Input material Block Start

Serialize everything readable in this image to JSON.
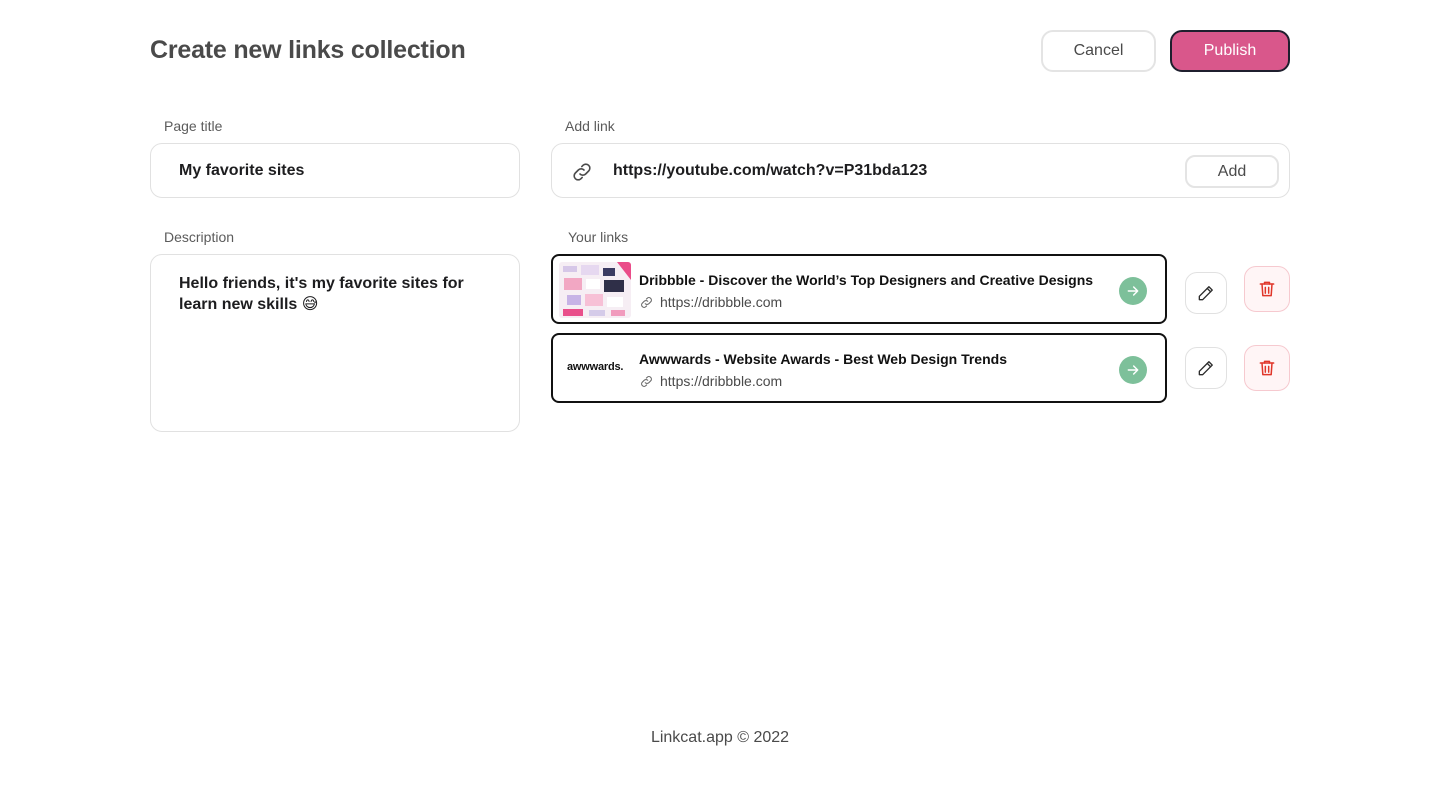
{
  "header": {
    "title": "Create new links collection",
    "cancel_label": "Cancel",
    "publish_label": "Publish"
  },
  "form": {
    "page_title_label": "Page title",
    "page_title_value": "My favorite sites",
    "description_label": "Description",
    "description_value": "Hello friends, it's my favorite sites for learn new skills 😅",
    "add_link_label": "Add link",
    "add_link_value": "https://youtube.com/watch?v=P31bda123",
    "add_button_label": "Add"
  },
  "links": {
    "section_label": "Your links",
    "items": [
      {
        "title": "Dribbble - Discover the World’s Top Designers and Creative Designs",
        "url": "https://dribbble.com",
        "thumbnail": "dribbble-preview"
      },
      {
        "title": "Awwwards - Website Awards - Best Web Design Trends",
        "url": "https://dribbble.com",
        "thumbnail": "awwwards.",
        "thumbnail_text": "awwwards."
      }
    ]
  },
  "icons": {
    "link": "link-icon",
    "go": "arrow-right-icon",
    "edit": "pencil-icon",
    "delete": "trash-icon"
  },
  "colors": {
    "accent": "#d9578b",
    "go_button": "#7dc09a",
    "delete": "#e0362a"
  },
  "footer": {
    "text": "Linkcat.app © 2022"
  }
}
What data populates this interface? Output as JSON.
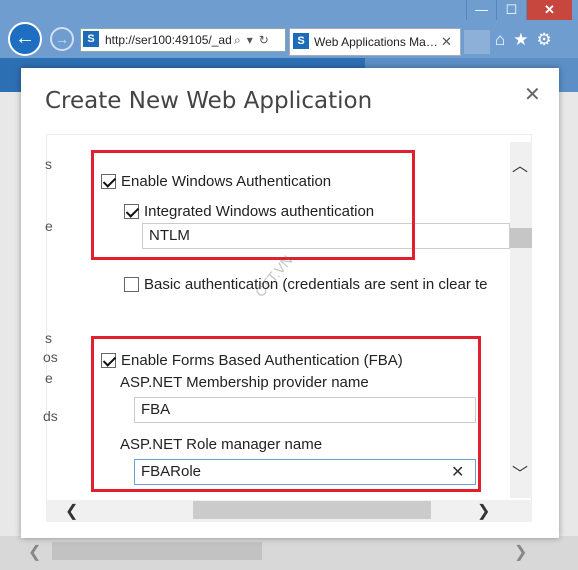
{
  "browser": {
    "address": "http://ser100:49105/_ad",
    "address_tools": [
      "⌕",
      "▾",
      "↻"
    ],
    "tab_title": "Web Applications Ma…",
    "window_buttons": [
      "—",
      "☐",
      "✕"
    ]
  },
  "dialog": {
    "title": "Create New Web Application",
    "close": "✕",
    "left_fragments": [
      "s",
      "e",
      "s",
      "os",
      "e",
      "ds"
    ]
  },
  "windows_auth": {
    "enable_label": "Enable Windows Authentication",
    "enable_checked": true,
    "integrated_label": "Integrated Windows authentication",
    "integrated_checked": true,
    "integrated_value": "NTLM",
    "basic_label": "Basic authentication (credentials are sent in clear te",
    "basic_checked": false
  },
  "fba": {
    "enable_label": "Enable Forms Based Authentication (FBA)",
    "enable_checked": true,
    "membership_label": "ASP.NET Membership provider name",
    "membership_value": "FBA",
    "role_label": "ASP.NET Role manager name",
    "role_value": "FBARole"
  },
  "watermark": "CTT.VN",
  "colors": {
    "highlight_box": "#e0202e",
    "chrome": "#6f9dd0",
    "accent": "#1e6fc1"
  }
}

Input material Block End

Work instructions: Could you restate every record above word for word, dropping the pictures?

Answer section:
Serialize everything readable in this image to JSON.
{
  "header": {
    "title": "Create new links collection",
    "cancel_label": "Cancel",
    "publish_label": "Publish"
  },
  "form": {
    "page_title_label": "Page title",
    "page_title_value": "My favorite sites",
    "description_label": "Description",
    "description_value": "Hello friends, it's my favorite sites for learn new skills 😅",
    "add_link_label": "Add link",
    "add_link_value": "https://youtube.com/watch?v=P31bda123",
    "add_button_label": "Add"
  },
  "links": {
    "section_label": "Your links",
    "items": [
      {
        "title": "Dribbble - Discover the World’s Top Designers and Creative Designs",
        "url": "https://dribbble.com",
        "thumbnail": "dribbble-preview"
      },
      {
        "title": "Awwwards - Website Awards - Best Web Design Trends",
        "url": "https://dribbble.com",
        "thumbnail": "awwwards.",
        "thumbnail_text": "awwwards."
      }
    ]
  },
  "icons": {
    "link": "link-icon",
    "go": "arrow-right-icon",
    "edit": "pencil-icon",
    "delete": "trash-icon"
  },
  "colors": {
    "accent": "#d9578b",
    "go_button": "#7dc09a",
    "delete": "#e0362a"
  },
  "footer": {
    "text": "Linkcat.app © 2022"
  }
}
What data populates this interface? Output as JSON.
{
  "browser": {
    "address": "http://ser100:49105/_ad",
    "address_tools": [
      "⌕",
      "▾",
      "↻"
    ],
    "tab_title": "Web Applications Ma…",
    "window_buttons": [
      "—",
      "☐",
      "✕"
    ]
  },
  "dialog": {
    "title": "Create New Web Application",
    "close": "✕",
    "left_fragments": [
      "s",
      "e",
      "s",
      "os",
      "e",
      "ds"
    ]
  },
  "windows_auth": {
    "enable_label": "Enable Windows Authentication",
    "enable_checked": true,
    "integrated_label": "Integrated Windows authentication",
    "integrated_checked": true,
    "integrated_value": "NTLM",
    "basic_label": "Basic authentication (credentials are sent in clear te",
    "basic_checked": false
  },
  "fba": {
    "enable_label": "Enable Forms Based Authentication (FBA)",
    "enable_checked": true,
    "membership_label": "ASP.NET Membership provider name",
    "membership_value": "FBA",
    "role_label": "ASP.NET Role manager name",
    "role_value": "FBARole"
  },
  "watermark": "CTT.VN",
  "colors": {
    "highlight_box": "#e0202e",
    "chrome": "#6f9dd0",
    "accent": "#1e6fc1"
  }
}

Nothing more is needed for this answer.